Sometimes you can thoroughly complete your research to ensure the best possibly compatibility between all of your fish, but you sometimes will just end up with all kinds of problems. The reason for this is that fish can also have their very own unique and individual personalities. And just like people, you can find miserable , grumpy, and mean fish that are completely different the average fish of the exact same species. Although I would think this is a very small percentage, it is still a risk.
This is why I always recommend that you keep a very close eye on your aquarium every time you add a new fish to the set-up. Even when you quarantine a new fish for 4 or 5 weeks, you may still not know with 100% certainty how well this will work out until you add them.
The below link and also offer a few guidelines to help you think through determining appropriate stocking for your aquarium
The below link can also offer you some good ideas about stocking butterflys in reef set-ups
A new venomous species of remipede, Speleonectes tulumensis, has been found and described by science. The new species is the first venomous crustacean and have a venom similar to that found in rattlesnakes.
The new species of remipede seems to have a wide distribution and has been observed in underwater caves located in the Caribbean sea, around the Canary Islands, and off Western Australia. Further research might reveal that this is actually several very similar species.
The species is blind and found in dark caves.
The remipede use its venom to hunt and kill its prey. They mainly feed on other crustaceans. The venom kills the prey and liquifies the soft tissue allowing the remipede to consume it by sucking it out of its prey much like a spider do on land.
Dr Ronald Jenner, a zoologist at London’s Natural History Museum and a co author of the research paper introducing the remipede comments on the discovery by saying:
“The unique insights from this study really help improve our understanding of the evolution of animal venoms.
The spider-like feeding technique of the remipede is unique among crustaceans. This venom is clearly a great adaptation for these blind cave-dwellers that live in nutrient-poor underwater caves.” ..
The discovery was made of a team of scientists consisting of
and was presented in the research article:
The first venomous crustacean revealed by transcriptomics and functional morphology: remipede venom glands express a unique toxin cocktail dominated by enzymes and a neurotoxin
Mol Biol Evol (2013) doi: 10.1093/molbev/mst199
If you want to know more you can find the research paper in the Oxford journal of Molecular Biology and Evolution.
Making reef structures from cement has long been used as a technique to try to restore or create new reefs. The cement reefs do work but are associated with several different problems. One of them is that cement isn’t pH neutral and that coral larvae therefore do not settle on them in the amounts that is desired. Another method used to create fake reef is to use metal structures with a low electric current running through them. This quickly calcifies the tubes and promote coral growth. This method can however be expensive and requires access to electricity. This can be hard to provide in areas where solar cells are likely to be stolen by local fishermen..

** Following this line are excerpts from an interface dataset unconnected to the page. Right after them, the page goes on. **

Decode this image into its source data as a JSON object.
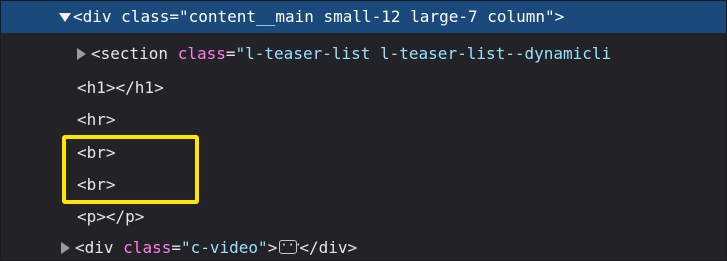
{
  "inspector": {
    "nodes": [
      {
        "expanded": true,
        "selected": true,
        "open": "<div",
        "attr_name": "class",
        "eq": "=",
        "attr_value": "\"content__main small-12 large-7 column\"",
        "close": ">"
      },
      {
        "collapsed": true,
        "open": "<section",
        "attr_name": "class",
        "eq": "=",
        "attr_value": "\"l-teaser-list l-teaser-list--dynamicli"
      },
      {
        "text": "<h1></h1>"
      },
      {
        "text": "<hr>"
      },
      {
        "text": "<br>"
      },
      {
        "text": "<br>"
      },
      {
        "text": "<p></p>"
      },
      {
        "collapsed": true,
        "open": "<div",
        "attr_name": "class",
        "eq": "=",
        "attr_value": "\"c-video\"",
        "close": ">",
        "ellipsis": "···",
        "end": "</div>"
      }
    ]
  },
  "annotation": {
    "color": "#ffe600"
  }
}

SOI, 3D program specialist James Gardiner and Reef Arabia is now pioneering a new method of creating artificial reefs that might turn out to be a better alternative. Using a 3D printer to print reefs. They have developed a 3d printer than can print out reefs in a sand stone material. They have allready made and submersed two reefs. There are many benefits with this process says the forum group.

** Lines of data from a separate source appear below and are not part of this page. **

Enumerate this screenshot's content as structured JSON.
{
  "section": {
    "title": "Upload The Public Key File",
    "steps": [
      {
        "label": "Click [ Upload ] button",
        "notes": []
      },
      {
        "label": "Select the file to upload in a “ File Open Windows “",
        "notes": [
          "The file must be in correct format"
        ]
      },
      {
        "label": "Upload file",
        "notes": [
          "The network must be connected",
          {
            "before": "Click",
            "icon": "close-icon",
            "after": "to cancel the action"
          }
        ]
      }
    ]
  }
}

It is still not certain that this technique will prove to be quicker and more cost efficient than currently used methods of creating reefs but Reef Arabia remain optimistic and it seems likely that prices will keep going down as 3D printing evolves. Even if ends up being a slightly more expensive method it might still be worth using since it allows for more complex and more natural artificial reefs.